- [DESCRIPTION OF THE TASK]:
The records that follow are to be given again exactly, with their pictures omitted.

[Web page and app entries]
******
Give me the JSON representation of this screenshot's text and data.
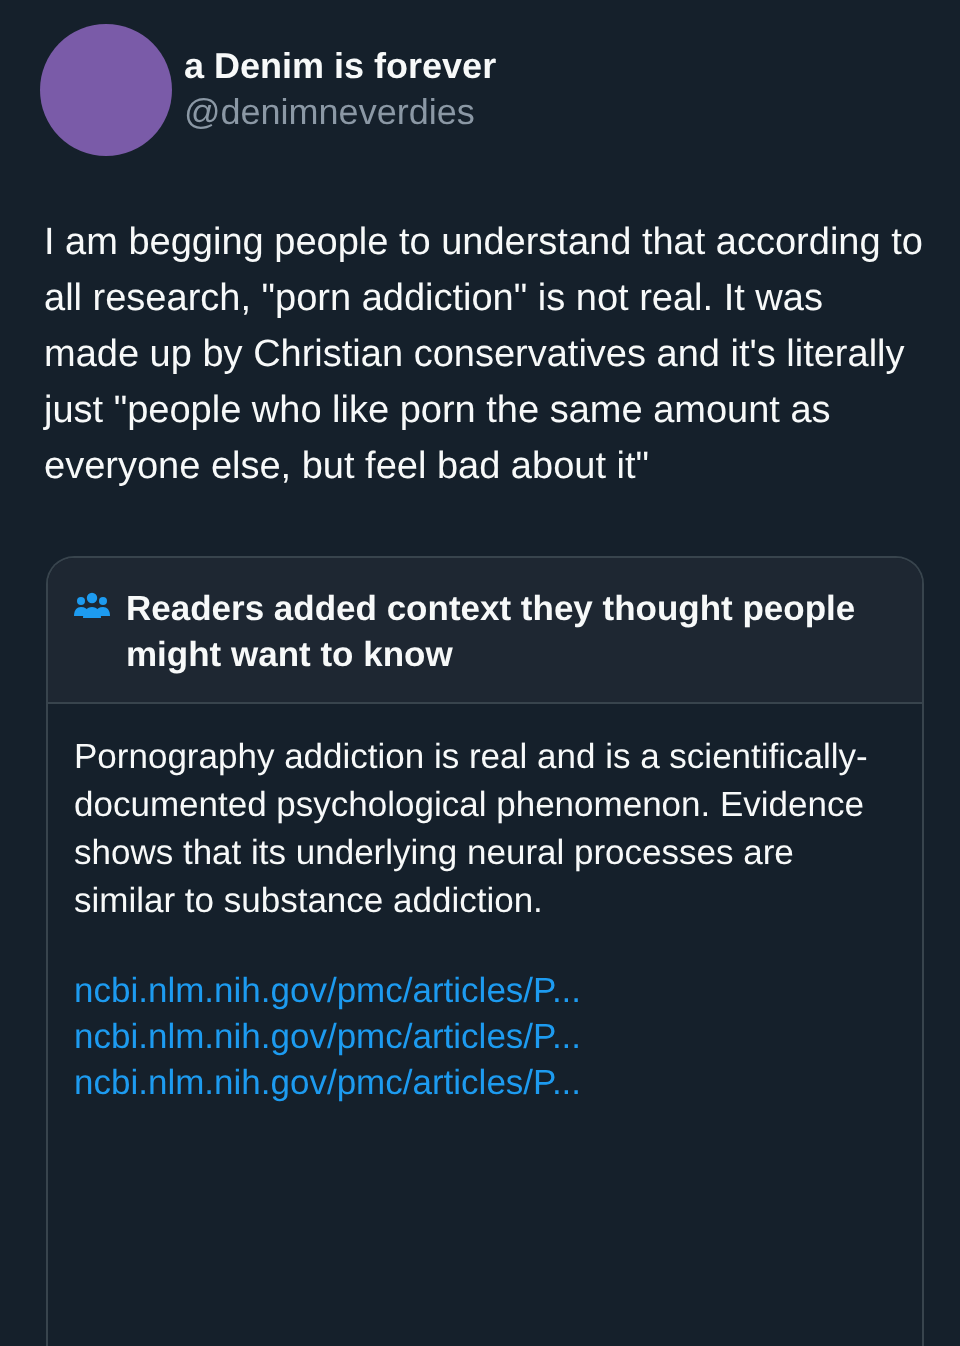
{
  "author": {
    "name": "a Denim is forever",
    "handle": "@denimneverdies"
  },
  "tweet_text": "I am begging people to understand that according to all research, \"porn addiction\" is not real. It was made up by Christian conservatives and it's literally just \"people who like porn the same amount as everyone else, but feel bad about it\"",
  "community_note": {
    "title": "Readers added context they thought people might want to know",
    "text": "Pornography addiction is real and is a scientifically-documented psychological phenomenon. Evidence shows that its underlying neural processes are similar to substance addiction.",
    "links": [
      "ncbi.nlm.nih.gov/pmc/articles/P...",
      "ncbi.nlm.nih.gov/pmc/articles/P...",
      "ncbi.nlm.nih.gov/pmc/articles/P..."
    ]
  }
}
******
- [OUTPUT FOR THIS TASK]:
Give me the JSON representation of this screenshot's text and data.
{
  "author": {
    "name": "a Denim is forever",
    "handle": "@denimneverdies"
  },
  "tweet_text": "I am begging people to understand that according to all research, \"porn addiction\" is not real. It was made up by Christian conservatives and it's literally just \"people who like porn the same amount as everyone else, but feel bad about it\"",
  "community_note": {
    "title": "Readers added context they thought people might want to know",
    "text": "Pornography addiction is real and is a scientifically-documented psychological phenomenon. Evidence shows that its underlying neural processes are similar to substance addiction.",
    "links": [
      "ncbi.nlm.nih.gov/pmc/articles/P...",
      "ncbi.nlm.nih.gov/pmc/articles/P...",
      "ncbi.nlm.nih.gov/pmc/articles/P..."
    ]
  }
}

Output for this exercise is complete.